> _Extracted records_
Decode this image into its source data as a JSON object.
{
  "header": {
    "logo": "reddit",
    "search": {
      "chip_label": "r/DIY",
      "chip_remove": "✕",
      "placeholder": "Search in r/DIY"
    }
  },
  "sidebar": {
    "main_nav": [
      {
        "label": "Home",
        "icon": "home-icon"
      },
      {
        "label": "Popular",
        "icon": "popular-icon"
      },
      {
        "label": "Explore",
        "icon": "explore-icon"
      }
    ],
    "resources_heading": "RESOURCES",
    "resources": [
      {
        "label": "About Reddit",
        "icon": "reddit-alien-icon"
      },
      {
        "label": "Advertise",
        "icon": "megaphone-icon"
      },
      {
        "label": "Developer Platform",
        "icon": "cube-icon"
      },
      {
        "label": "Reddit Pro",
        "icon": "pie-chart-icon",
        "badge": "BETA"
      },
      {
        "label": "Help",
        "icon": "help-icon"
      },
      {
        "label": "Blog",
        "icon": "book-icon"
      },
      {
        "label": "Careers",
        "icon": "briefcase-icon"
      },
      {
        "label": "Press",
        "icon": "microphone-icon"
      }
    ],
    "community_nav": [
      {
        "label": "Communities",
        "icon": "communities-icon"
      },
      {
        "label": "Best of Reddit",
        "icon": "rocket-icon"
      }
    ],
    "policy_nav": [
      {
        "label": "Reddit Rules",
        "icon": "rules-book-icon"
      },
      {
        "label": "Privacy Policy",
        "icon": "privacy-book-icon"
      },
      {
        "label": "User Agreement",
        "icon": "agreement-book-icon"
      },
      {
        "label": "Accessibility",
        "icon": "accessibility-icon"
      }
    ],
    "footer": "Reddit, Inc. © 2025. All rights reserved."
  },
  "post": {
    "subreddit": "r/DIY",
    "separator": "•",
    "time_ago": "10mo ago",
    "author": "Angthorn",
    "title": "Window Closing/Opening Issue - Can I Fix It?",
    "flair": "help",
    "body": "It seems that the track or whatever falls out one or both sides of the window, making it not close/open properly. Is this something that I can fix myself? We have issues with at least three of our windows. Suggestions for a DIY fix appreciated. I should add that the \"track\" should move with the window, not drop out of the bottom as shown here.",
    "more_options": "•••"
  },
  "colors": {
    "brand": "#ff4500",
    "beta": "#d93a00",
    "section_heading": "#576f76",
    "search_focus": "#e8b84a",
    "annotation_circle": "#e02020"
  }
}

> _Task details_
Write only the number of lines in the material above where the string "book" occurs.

> _Answer to this exercise_
4